* [Exercise description] Restate each of the lines given below, word for word.
******************************
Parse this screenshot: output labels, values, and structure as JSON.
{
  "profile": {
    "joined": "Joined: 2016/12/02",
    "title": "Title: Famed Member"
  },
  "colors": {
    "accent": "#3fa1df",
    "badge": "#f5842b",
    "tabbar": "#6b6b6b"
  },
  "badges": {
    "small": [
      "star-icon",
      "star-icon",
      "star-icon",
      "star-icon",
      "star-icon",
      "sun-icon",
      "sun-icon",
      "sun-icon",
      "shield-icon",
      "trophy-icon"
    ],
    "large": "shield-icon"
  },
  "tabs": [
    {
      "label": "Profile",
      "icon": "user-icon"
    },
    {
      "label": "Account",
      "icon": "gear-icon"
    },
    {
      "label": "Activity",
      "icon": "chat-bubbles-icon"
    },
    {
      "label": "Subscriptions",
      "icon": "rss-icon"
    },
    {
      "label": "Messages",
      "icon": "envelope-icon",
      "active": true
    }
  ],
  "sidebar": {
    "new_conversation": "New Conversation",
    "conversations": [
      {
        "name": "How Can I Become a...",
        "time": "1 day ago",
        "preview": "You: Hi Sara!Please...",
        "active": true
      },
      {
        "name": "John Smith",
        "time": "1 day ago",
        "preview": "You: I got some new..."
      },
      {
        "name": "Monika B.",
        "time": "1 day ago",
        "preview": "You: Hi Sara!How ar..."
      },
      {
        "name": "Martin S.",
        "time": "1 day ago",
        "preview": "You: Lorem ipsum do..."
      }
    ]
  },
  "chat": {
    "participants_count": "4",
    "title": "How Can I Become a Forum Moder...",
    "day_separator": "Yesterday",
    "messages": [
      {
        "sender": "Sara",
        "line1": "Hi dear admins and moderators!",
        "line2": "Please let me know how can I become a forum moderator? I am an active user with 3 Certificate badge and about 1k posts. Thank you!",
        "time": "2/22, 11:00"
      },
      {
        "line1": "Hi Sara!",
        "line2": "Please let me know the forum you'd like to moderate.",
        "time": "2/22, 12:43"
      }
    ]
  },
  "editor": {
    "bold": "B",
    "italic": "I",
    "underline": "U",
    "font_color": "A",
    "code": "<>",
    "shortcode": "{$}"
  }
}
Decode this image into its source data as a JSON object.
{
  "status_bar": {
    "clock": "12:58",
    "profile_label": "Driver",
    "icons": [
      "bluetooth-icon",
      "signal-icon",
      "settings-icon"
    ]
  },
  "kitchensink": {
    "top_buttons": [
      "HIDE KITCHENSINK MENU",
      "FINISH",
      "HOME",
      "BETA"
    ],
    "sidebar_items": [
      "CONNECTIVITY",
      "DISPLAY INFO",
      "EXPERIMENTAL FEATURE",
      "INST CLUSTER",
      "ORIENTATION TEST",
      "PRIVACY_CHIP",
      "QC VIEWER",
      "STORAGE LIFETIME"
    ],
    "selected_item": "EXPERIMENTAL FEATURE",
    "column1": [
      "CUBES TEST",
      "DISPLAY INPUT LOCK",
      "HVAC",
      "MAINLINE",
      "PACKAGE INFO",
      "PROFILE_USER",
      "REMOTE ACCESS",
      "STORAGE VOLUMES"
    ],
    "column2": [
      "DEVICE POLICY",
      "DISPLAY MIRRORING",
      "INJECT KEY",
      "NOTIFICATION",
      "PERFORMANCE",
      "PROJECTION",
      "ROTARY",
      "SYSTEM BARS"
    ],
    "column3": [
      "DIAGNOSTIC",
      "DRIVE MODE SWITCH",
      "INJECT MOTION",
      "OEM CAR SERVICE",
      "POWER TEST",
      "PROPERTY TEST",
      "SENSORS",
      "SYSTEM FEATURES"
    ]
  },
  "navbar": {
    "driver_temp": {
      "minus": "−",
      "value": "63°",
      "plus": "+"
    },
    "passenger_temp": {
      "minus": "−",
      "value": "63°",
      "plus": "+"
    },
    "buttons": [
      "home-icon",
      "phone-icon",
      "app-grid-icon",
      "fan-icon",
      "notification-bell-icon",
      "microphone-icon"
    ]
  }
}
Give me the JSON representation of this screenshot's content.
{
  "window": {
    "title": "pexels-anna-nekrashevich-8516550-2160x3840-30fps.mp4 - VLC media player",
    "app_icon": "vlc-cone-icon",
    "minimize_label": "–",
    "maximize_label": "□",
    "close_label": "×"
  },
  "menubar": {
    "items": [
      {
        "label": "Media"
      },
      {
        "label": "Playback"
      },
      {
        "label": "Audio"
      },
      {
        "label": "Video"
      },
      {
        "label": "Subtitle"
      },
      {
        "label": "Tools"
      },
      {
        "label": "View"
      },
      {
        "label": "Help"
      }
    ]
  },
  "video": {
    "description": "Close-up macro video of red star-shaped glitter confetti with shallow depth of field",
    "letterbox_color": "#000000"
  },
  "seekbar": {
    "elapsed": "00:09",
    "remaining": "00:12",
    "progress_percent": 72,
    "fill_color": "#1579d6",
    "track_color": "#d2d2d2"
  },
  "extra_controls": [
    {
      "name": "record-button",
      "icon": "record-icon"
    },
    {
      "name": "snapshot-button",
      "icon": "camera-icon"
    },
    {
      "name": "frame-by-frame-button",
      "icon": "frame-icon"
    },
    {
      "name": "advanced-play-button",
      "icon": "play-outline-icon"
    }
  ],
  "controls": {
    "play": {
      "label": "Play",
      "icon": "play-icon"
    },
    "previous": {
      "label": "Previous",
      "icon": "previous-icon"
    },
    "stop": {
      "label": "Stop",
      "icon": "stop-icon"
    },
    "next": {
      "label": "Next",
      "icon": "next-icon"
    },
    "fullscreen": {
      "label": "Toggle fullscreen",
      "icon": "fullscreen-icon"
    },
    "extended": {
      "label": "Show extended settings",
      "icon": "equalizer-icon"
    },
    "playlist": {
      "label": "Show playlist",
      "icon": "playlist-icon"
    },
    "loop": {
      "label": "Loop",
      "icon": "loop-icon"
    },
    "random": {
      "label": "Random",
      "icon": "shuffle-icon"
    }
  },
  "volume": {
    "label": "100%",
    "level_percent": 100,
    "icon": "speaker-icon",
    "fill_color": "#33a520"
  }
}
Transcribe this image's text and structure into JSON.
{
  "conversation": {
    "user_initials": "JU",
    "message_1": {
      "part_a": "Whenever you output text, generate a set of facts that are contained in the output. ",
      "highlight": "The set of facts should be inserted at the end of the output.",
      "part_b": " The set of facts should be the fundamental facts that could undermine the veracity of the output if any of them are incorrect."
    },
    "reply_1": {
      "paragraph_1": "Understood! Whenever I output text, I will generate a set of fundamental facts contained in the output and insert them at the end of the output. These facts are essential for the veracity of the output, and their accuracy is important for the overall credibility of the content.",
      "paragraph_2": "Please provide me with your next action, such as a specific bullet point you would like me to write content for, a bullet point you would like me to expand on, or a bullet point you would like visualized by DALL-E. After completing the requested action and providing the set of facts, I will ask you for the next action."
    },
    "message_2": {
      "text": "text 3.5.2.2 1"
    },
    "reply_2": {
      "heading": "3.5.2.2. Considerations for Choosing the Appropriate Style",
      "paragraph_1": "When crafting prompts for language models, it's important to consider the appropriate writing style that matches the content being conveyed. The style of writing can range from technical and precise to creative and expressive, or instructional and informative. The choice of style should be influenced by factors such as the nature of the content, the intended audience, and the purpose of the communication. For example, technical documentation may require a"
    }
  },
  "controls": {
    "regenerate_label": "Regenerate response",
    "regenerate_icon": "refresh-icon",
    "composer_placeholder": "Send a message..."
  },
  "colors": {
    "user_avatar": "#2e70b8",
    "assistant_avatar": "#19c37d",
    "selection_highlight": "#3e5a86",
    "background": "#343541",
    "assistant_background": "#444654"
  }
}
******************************
* [Solution for this task]
Parse this screenshot: output labels, values, and structure as JSON.
{
  "profile": {
    "joined": "Joined: 2016/12/02",
    "title": "Title: Famed Member"
  },
  "colors": {
    "accent": "#3fa1df",
    "badge": "#f5842b",
    "tabbar": "#6b6b6b"
  },
  "badges": {
    "small": [
      "star-icon",
      "star-icon",
      "star-icon",
      "star-icon",
      "star-icon",
      "sun-icon",
      "sun-icon",
      "sun-icon",
      "shield-icon",
      "trophy-icon"
    ],
    "large": "shield-icon"
  },
  "tabs": [
    {
      "label": "Profile",
      "icon": "user-icon"
    },
    {
      "label": "Account",
      "icon": "gear-icon"
    },
    {
      "label": "Activity",
      "icon": "chat-bubbles-icon"
    },
    {
      "label": "Subscriptions",
      "icon": "rss-icon"
    },
    {
      "label": "Messages",
      "icon": "envelope-icon",
      "active": true
    }
  ],
  "sidebar": {
    "new_conversation": "New Conversation",
    "conversations": [
      {
        "name": "How Can I Become a...",
        "time": "1 day ago",
        "preview": "You: Hi Sara!Please...",
        "active": true
      },
      {
        "name": "John Smith",
        "time": "1 day ago",
        "preview": "You: I got some new..."
      },
      {
        "name": "Monika B.",
        "time": "1 day ago",
        "preview": "You: Hi Sara!How ar..."
      },
      {
        "name": "Martin S.",
        "time": "1 day ago",
        "preview": "You: Lorem ipsum do..."
      }
    ]
  },
  "chat": {
    "participants_count": "4",
    "title": "How Can I Become a Forum Moder...",
    "day_separator": "Yesterday",
    "messages": [
      {
        "sender": "Sara",
        "line1": "Hi dear admins and moderators!",
        "line2": "Please let me know how can I become a forum moderator? I am an active user with 3 Certificate badge and about 1k posts. Thank you!",
        "time": "2/22, 11:00"
      },
      {
        "line1": "Hi Sara!",
        "line2": "Please let me know the forum you'd like to moderate.",
        "time": "2/22, 12:43"
      }
    ]
  },
  "editor": {
    "bold": "B",
    "italic": "I",
    "underline": "U",
    "font_color": "A",
    "code": "<>",
    "shortcode": "{$}"
  }
}
Decode this image into its source data as a JSON object.
{
  "status_bar": {
    "clock": "12:58",
    "profile_label": "Driver",
    "icons": [
      "bluetooth-icon",
      "signal-icon",
      "settings-icon"
    ]
  },
  "kitchensink": {
    "top_buttons": [
      "HIDE KITCHENSINK MENU",
      "FINISH",
      "HOME",
      "BETA"
    ],
    "sidebar_items": [
      "CONNECTIVITY",
      "DISPLAY INFO",
      "EXPERIMENTAL FEATURE",
      "INST CLUSTER",
      "ORIENTATION TEST",
      "PRIVACY_CHIP",
      "QC VIEWER",
      "STORAGE LIFETIME"
    ],
    "selected_item": "EXPERIMENTAL FEATURE",
    "column1": [
      "CUBES TEST",
      "DISPLAY INPUT LOCK",
      "HVAC",
      "MAINLINE",
      "PACKAGE INFO",
      "PROFILE_USER",
      "REMOTE ACCESS",
      "STORAGE VOLUMES"
    ],
    "column2": [
      "DEVICE POLICY",
      "DISPLAY MIRRORING",
      "INJECT KEY",
      "NOTIFICATION",
      "PERFORMANCE",
      "PROJECTION",
      "ROTARY",
      "SYSTEM BARS"
    ],
    "column3": [
      "DIAGNOSTIC",
      "DRIVE MODE SWITCH",
      "INJECT MOTION",
      "OEM CAR SERVICE",
      "POWER TEST",
      "PROPERTY TEST",
      "SENSORS",
      "SYSTEM FEATURES"
    ]
  },
  "navbar": {
    "driver_temp": {
      "minus": "−",
      "value": "63°",
      "plus": "+"
    },
    "passenger_temp": {
      "minus": "−",
      "value": "63°",
      "plus": "+"
    },
    "buttons": [
      "home-icon",
      "phone-icon",
      "app-grid-icon",
      "fan-icon",
      "notification-bell-icon",
      "microphone-icon"
    ]
  }
}
Give me the JSON representation of this screenshot's content.
{
  "window": {
    "title": "pexels-anna-nekrashevich-8516550-2160x3840-30fps.mp4 - VLC media player",
    "app_icon": "vlc-cone-icon",
    "minimize_label": "–",
    "maximize_label": "□",
    "close_label": "×"
  },
  "menubar": {
    "items": [
      {
        "label": "Media"
      },
      {
        "label": "Playback"
      },
      {
        "label": "Audio"
      },
      {
        "label": "Video"
      },
      {
        "label": "Subtitle"
      },
      {
        "label": "Tools"
      },
      {
        "label": "View"
      },
      {
        "label": "Help"
      }
    ]
  },
  "video": {
    "description": "Close-up macro video of red star-shaped glitter confetti with shallow depth of field",
    "letterbox_color": "#000000"
  },
  "seekbar": {
    "elapsed": "00:09",
    "remaining": "00:12",
    "progress_percent": 72,
    "fill_color": "#1579d6",
    "track_color": "#d2d2d2"
  },
  "extra_controls": [
    {
      "name": "record-button",
      "icon": "record-icon"
    },
    {
      "name": "snapshot-button",
      "icon": "camera-icon"
    },
    {
      "name": "frame-by-frame-button",
      "icon": "frame-icon"
    },
    {
      "name": "advanced-play-button",
      "icon": "play-outline-icon"
    }
  ],
  "controls": {
    "play": {
      "label": "Play",
      "icon": "play-icon"
    },
    "previous": {
      "label": "Previous",
      "icon": "previous-icon"
    },
    "stop": {
      "label": "Stop",
      "icon": "stop-icon"
    },
    "next": {
      "label": "Next",
      "icon": "next-icon"
    },
    "fullscreen": {
      "label": "Toggle fullscreen",
      "icon": "fullscreen-icon"
    },
    "extended": {
      "label": "Show extended settings",
      "icon": "equalizer-icon"
    },
    "playlist": {
      "label": "Show playlist",
      "icon": "playlist-icon"
    },
    "loop": {
      "label": "Loop",
      "icon": "loop-icon"
    },
    "random": {
      "label": "Random",
      "icon": "shuffle-icon"
    }
  },
  "volume": {
    "label": "100%",
    "level_percent": 100,
    "icon": "speaker-icon",
    "fill_color": "#33a520"
  }
}
Transcribe this image's text and structure into JSON.
{
  "conversation": {
    "user_initials": "JU",
    "message_1": {
      "part_a": "Whenever you output text, generate a set of facts that are contained in the output. ",
      "highlight": "The set of facts should be inserted at the end of the output.",
      "part_b": " The set of facts should be the fundamental facts that could undermine the veracity of the output if any of them are incorrect."
    },
    "reply_1": {
      "paragraph_1": "Understood! Whenever I output text, I will generate a set of fundamental facts contained in the output and insert them at the end of the output. These facts are essential for the veracity of the output, and their accuracy is important for the overall credibility of the content.",
      "paragraph_2": "Please provide me with your next action, such as a specific bullet point you would like me to write content for, a bullet point you would like me to expand on, or a bullet point you would like visualized by DALL-E. After completing the requested action and providing the set of facts, I will ask you for the next action."
    },
    "message_2": {
      "text": "text 3.5.2.2 1"
    },
    "reply_2": {
      "heading": "3.5.2.2. Considerations for Choosing the Appropriate Style",
      "paragraph_1": "When crafting prompts for language models, it's important to consider the appropriate writing style that matches the content being conveyed. The style of writing can range from technical and precise to creative and expressive, or instructional and informative. The choice of style should be influenced by factors such as the nature of the content, the intended audience, and the purpose of the communication. For example, technical documentation may require a"
    }
  },
  "controls": {
    "regenerate_label": "Regenerate response",
    "regenerate_icon": "refresh-icon",
    "composer_placeholder": "Send a message..."
  },
  "colors": {
    "user_avatar": "#2e70b8",
    "assistant_avatar": "#19c37d",
    "selection_highlight": "#3e5a86",
    "background": "#343541",
    "assistant_background": "#444654"
  }
}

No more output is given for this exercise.